- [PROBLEM TO SOLVE] The answer must be every line below that holds the word "html".

- [LISTED ENTRIES]

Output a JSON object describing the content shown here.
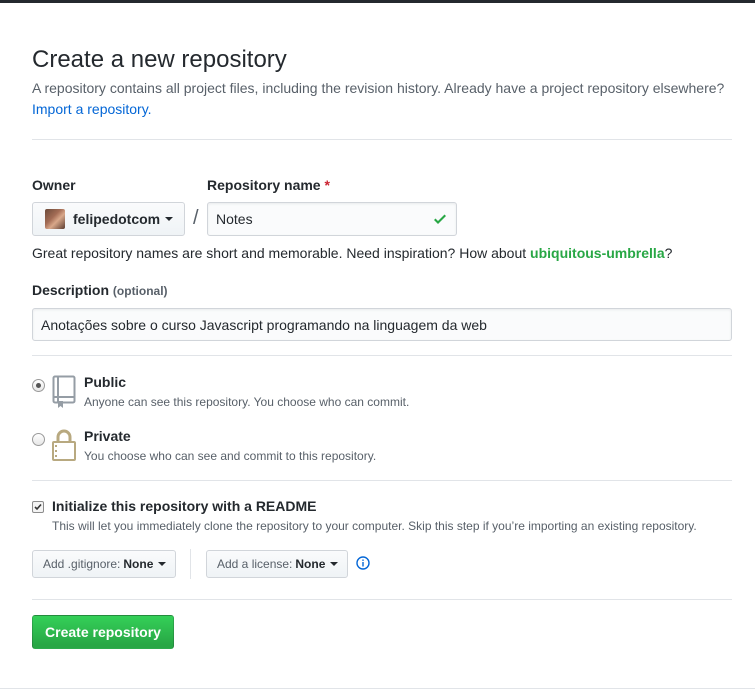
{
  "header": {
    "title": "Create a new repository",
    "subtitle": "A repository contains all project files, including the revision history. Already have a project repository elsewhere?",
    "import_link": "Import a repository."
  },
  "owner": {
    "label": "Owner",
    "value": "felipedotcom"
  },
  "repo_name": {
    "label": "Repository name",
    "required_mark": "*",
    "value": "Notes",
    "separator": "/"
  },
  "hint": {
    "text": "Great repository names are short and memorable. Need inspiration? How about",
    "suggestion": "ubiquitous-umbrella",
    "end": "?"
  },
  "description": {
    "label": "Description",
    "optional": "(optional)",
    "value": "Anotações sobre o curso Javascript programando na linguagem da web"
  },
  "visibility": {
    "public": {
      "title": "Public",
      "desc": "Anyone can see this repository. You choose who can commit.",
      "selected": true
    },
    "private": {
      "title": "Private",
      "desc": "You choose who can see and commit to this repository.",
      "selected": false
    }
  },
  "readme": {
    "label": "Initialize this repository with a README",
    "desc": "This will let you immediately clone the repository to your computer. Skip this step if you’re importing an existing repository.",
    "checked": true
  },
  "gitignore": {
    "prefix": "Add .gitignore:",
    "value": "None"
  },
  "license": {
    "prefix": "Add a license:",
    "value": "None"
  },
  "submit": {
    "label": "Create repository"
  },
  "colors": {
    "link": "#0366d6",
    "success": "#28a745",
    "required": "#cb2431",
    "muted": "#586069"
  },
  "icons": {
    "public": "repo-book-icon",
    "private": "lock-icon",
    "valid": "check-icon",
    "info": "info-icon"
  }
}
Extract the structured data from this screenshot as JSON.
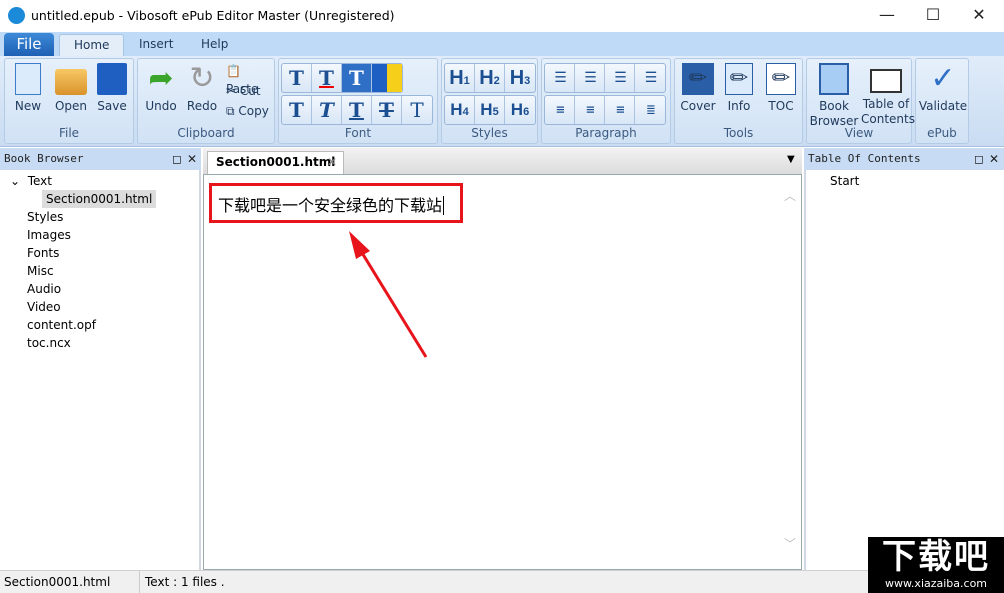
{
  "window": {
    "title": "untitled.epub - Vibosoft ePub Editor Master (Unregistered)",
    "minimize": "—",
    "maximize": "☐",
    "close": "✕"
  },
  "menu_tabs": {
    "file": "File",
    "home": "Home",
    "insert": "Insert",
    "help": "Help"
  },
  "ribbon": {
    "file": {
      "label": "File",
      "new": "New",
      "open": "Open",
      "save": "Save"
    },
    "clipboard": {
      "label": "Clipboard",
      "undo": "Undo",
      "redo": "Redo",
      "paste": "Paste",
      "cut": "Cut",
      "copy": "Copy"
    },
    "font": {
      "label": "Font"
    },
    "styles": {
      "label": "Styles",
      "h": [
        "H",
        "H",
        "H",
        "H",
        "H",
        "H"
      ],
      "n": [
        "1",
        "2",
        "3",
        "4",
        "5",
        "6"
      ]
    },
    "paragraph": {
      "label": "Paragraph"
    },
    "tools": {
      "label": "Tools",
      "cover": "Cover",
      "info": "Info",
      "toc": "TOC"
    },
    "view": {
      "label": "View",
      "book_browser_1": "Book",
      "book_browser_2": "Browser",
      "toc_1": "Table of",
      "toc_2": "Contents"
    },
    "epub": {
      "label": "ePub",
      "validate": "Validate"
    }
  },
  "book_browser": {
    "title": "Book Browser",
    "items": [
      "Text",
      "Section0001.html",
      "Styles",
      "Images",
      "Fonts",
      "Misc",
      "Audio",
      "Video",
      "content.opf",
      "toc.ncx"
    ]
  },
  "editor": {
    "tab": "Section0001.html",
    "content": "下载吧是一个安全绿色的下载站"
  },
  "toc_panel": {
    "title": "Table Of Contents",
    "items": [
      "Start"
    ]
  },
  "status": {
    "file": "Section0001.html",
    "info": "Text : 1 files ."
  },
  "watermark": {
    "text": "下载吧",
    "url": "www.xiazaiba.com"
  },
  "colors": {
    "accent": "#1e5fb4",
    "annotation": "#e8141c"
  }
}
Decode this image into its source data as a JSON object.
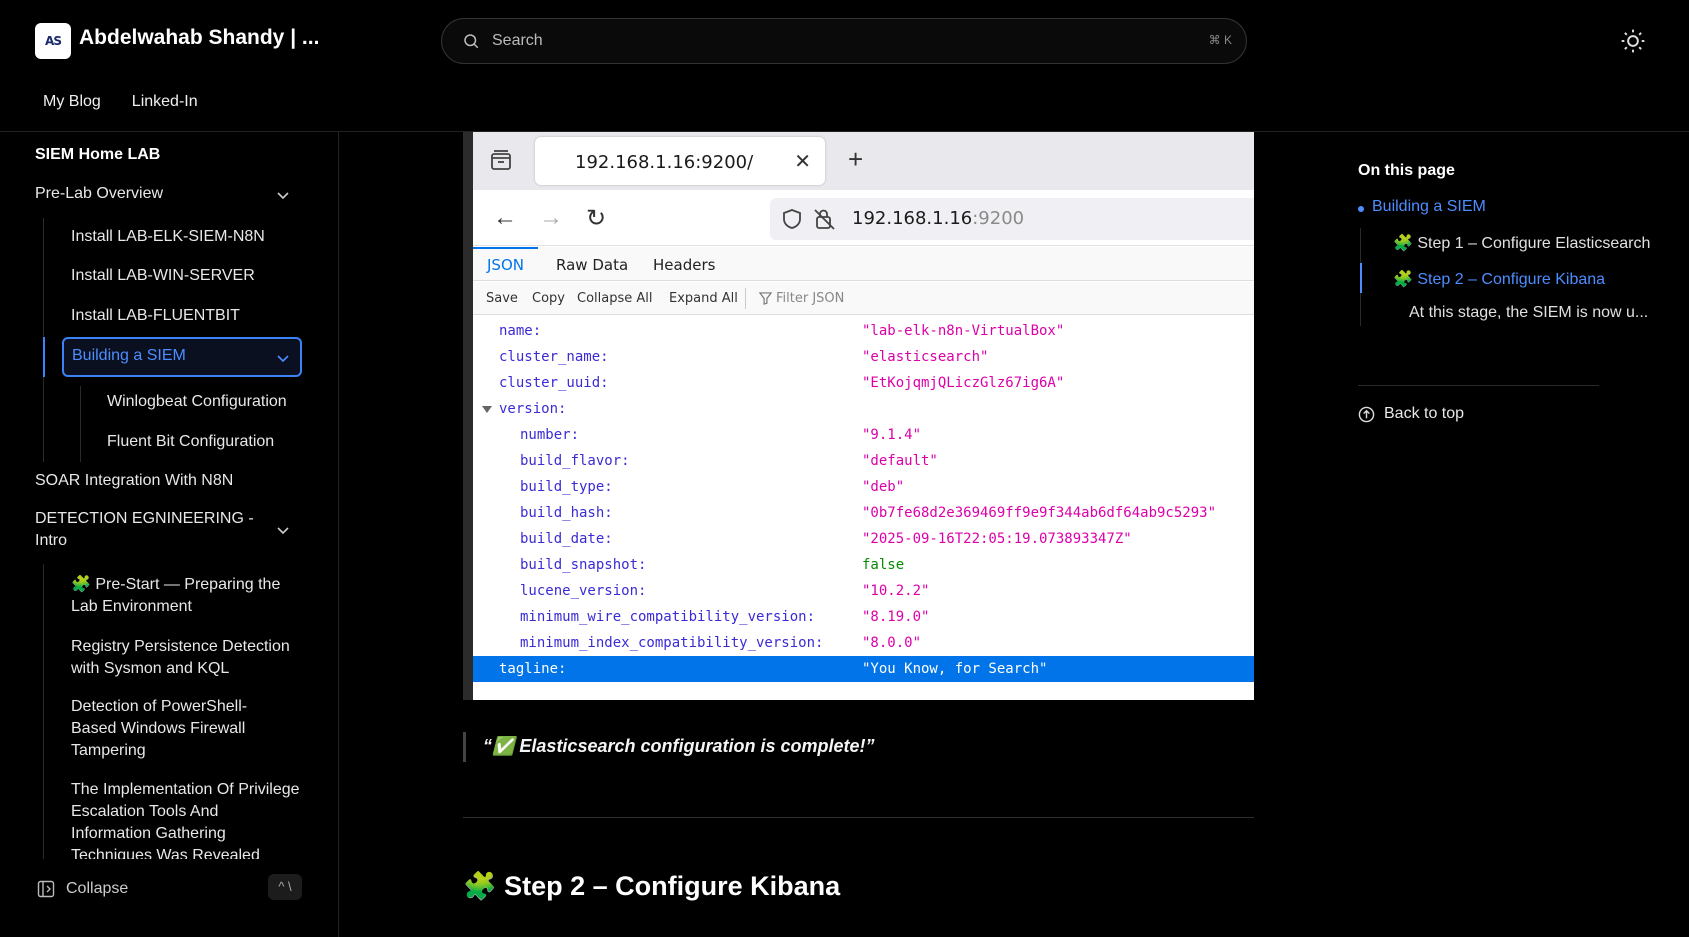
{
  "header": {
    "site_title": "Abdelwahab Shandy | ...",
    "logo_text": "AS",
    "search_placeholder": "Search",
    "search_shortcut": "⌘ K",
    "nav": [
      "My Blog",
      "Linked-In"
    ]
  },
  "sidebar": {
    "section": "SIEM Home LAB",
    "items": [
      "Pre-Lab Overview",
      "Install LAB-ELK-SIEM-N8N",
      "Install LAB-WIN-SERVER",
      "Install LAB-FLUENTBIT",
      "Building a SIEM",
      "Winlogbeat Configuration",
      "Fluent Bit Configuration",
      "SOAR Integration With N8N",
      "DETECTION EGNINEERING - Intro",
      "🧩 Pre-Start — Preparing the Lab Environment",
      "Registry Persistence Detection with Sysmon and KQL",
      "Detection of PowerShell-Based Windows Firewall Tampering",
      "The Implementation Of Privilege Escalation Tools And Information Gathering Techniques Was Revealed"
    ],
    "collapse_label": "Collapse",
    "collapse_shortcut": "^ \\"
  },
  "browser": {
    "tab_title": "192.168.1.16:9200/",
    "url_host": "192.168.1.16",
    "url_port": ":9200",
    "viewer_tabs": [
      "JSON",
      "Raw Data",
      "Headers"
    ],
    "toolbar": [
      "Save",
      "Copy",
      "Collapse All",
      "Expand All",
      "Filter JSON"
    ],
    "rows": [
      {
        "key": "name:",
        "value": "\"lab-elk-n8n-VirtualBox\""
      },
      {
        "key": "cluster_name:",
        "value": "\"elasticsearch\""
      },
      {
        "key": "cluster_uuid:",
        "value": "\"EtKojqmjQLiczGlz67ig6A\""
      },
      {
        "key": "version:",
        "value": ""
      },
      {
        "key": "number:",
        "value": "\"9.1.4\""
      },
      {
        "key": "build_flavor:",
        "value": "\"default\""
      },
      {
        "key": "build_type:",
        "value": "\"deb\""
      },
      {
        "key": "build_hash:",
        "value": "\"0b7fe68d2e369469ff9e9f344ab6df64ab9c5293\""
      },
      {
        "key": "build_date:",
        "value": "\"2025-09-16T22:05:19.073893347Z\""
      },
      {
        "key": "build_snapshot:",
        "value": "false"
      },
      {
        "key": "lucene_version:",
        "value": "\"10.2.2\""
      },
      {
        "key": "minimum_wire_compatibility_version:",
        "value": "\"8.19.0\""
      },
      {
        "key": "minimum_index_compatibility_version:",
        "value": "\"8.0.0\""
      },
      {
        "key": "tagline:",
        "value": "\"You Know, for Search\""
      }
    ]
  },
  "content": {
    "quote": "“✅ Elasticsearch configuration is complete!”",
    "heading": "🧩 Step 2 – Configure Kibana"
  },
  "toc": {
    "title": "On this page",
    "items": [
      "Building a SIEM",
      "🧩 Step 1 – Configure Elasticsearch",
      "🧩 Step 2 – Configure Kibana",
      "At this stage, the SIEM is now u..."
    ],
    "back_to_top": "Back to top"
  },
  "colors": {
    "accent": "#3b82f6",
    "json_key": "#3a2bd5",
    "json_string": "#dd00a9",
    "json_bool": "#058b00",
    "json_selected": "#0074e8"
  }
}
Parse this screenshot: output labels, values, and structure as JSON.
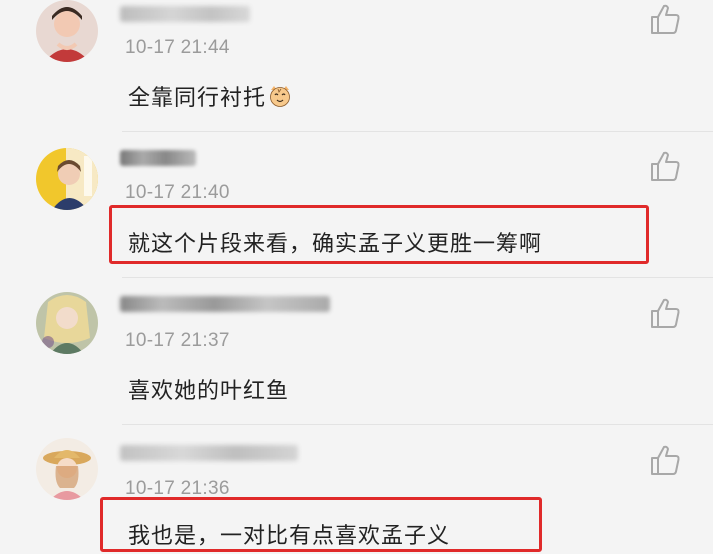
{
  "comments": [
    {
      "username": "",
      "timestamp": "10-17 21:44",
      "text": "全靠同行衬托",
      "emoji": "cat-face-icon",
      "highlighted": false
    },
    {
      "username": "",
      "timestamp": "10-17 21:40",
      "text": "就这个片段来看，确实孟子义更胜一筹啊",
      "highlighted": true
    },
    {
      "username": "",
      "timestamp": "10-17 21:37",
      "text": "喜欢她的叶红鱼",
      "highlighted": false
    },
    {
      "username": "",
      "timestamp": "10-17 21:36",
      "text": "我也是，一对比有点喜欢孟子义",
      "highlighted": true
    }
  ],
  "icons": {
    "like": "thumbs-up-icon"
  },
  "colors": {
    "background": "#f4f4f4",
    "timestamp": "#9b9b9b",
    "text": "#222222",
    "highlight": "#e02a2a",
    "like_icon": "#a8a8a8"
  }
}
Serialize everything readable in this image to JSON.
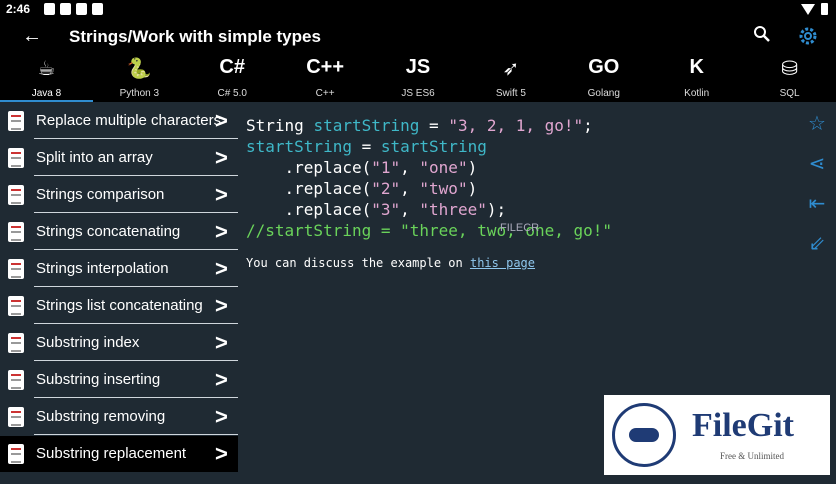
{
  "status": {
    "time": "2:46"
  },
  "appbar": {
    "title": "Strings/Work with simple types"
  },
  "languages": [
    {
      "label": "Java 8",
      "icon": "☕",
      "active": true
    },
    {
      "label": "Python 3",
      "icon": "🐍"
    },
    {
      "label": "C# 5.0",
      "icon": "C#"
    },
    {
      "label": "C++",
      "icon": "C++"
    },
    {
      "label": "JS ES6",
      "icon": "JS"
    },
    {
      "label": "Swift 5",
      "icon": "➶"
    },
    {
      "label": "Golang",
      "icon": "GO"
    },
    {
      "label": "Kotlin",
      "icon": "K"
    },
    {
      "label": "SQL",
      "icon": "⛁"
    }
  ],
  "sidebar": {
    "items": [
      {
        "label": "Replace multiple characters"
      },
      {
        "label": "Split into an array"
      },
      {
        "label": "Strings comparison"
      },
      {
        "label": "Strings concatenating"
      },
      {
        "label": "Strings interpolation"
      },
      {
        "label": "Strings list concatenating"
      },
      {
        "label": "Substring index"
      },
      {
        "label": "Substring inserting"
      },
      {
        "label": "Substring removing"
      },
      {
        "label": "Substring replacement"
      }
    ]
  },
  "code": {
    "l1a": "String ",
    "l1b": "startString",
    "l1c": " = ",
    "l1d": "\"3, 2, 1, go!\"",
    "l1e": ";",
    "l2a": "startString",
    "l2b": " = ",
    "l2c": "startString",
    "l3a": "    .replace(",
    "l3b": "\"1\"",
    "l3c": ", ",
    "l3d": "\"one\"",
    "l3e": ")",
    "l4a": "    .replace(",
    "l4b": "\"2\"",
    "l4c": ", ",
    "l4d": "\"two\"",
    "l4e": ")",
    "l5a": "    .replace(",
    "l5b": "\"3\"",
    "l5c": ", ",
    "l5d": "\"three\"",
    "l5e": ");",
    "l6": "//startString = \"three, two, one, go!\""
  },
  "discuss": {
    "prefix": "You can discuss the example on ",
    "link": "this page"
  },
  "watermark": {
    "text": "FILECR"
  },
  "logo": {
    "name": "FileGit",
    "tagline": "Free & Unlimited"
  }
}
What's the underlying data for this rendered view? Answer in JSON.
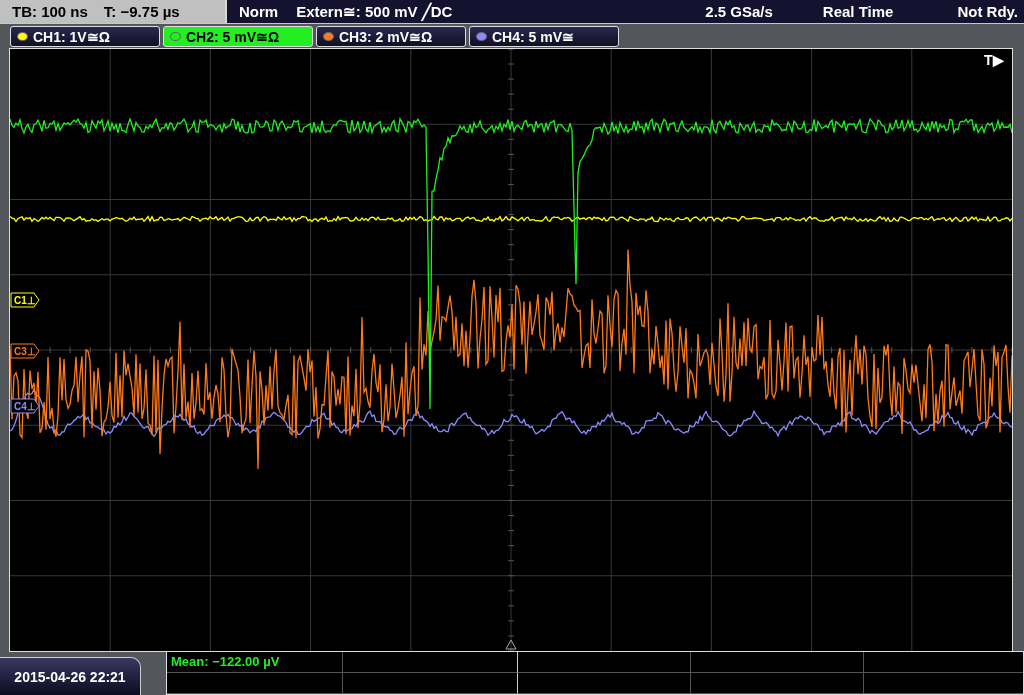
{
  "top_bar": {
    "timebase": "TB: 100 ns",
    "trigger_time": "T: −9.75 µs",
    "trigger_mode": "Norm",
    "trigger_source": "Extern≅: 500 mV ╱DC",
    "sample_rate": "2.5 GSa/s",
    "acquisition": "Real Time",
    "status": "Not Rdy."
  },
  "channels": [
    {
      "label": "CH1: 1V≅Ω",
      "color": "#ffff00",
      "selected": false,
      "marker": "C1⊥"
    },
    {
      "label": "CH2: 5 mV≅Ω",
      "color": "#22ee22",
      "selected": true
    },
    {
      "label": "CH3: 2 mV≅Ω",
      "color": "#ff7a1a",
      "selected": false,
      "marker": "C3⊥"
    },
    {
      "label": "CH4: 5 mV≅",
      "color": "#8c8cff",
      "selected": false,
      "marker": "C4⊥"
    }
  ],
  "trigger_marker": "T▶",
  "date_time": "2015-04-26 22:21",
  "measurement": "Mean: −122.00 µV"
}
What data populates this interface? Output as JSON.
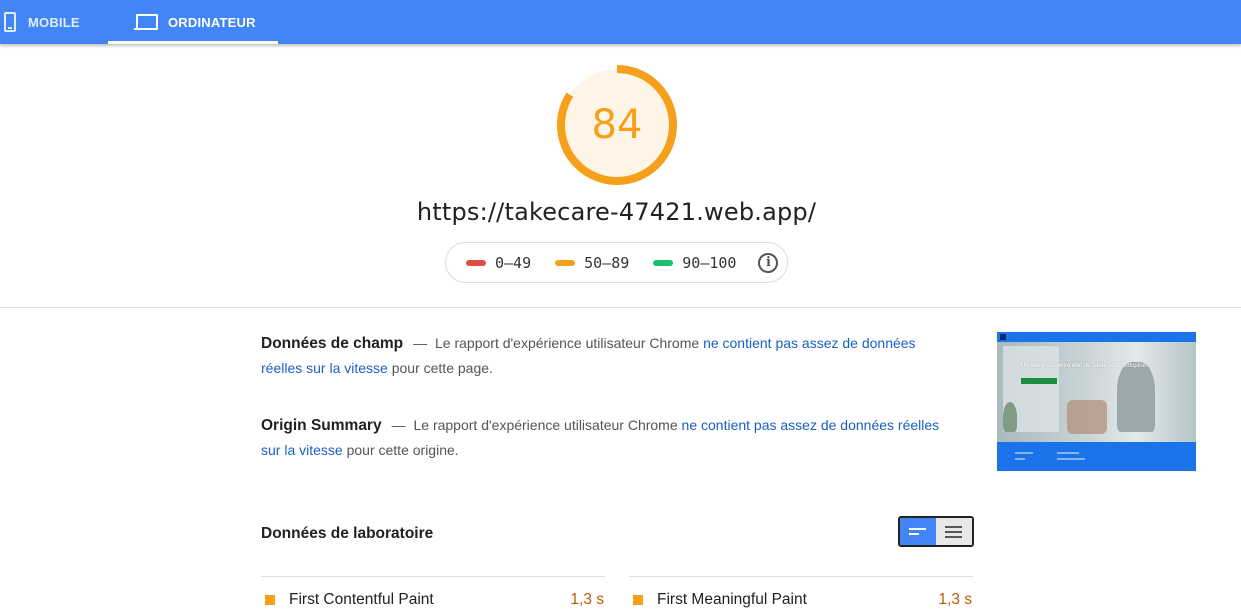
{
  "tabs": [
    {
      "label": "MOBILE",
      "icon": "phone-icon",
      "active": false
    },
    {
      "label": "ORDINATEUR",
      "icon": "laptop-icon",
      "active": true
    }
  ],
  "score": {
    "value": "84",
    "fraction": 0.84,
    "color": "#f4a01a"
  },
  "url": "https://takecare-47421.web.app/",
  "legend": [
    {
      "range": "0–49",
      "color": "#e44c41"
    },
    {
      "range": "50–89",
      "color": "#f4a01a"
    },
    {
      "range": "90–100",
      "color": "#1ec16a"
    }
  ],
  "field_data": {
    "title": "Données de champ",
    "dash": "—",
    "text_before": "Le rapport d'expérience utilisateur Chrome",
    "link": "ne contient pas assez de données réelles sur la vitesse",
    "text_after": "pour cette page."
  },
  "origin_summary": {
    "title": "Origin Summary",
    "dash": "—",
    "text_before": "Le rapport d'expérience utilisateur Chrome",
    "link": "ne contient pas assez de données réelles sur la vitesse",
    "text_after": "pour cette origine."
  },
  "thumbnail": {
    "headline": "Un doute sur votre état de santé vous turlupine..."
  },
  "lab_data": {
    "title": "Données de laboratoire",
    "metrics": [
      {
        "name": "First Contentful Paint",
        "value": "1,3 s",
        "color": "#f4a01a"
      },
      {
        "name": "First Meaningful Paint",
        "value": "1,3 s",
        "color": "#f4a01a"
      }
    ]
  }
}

- [EXERCISE ANSWER]
      "Section0001.html",
    "tab": "Section0001.html",
    "file": "Section0001.html",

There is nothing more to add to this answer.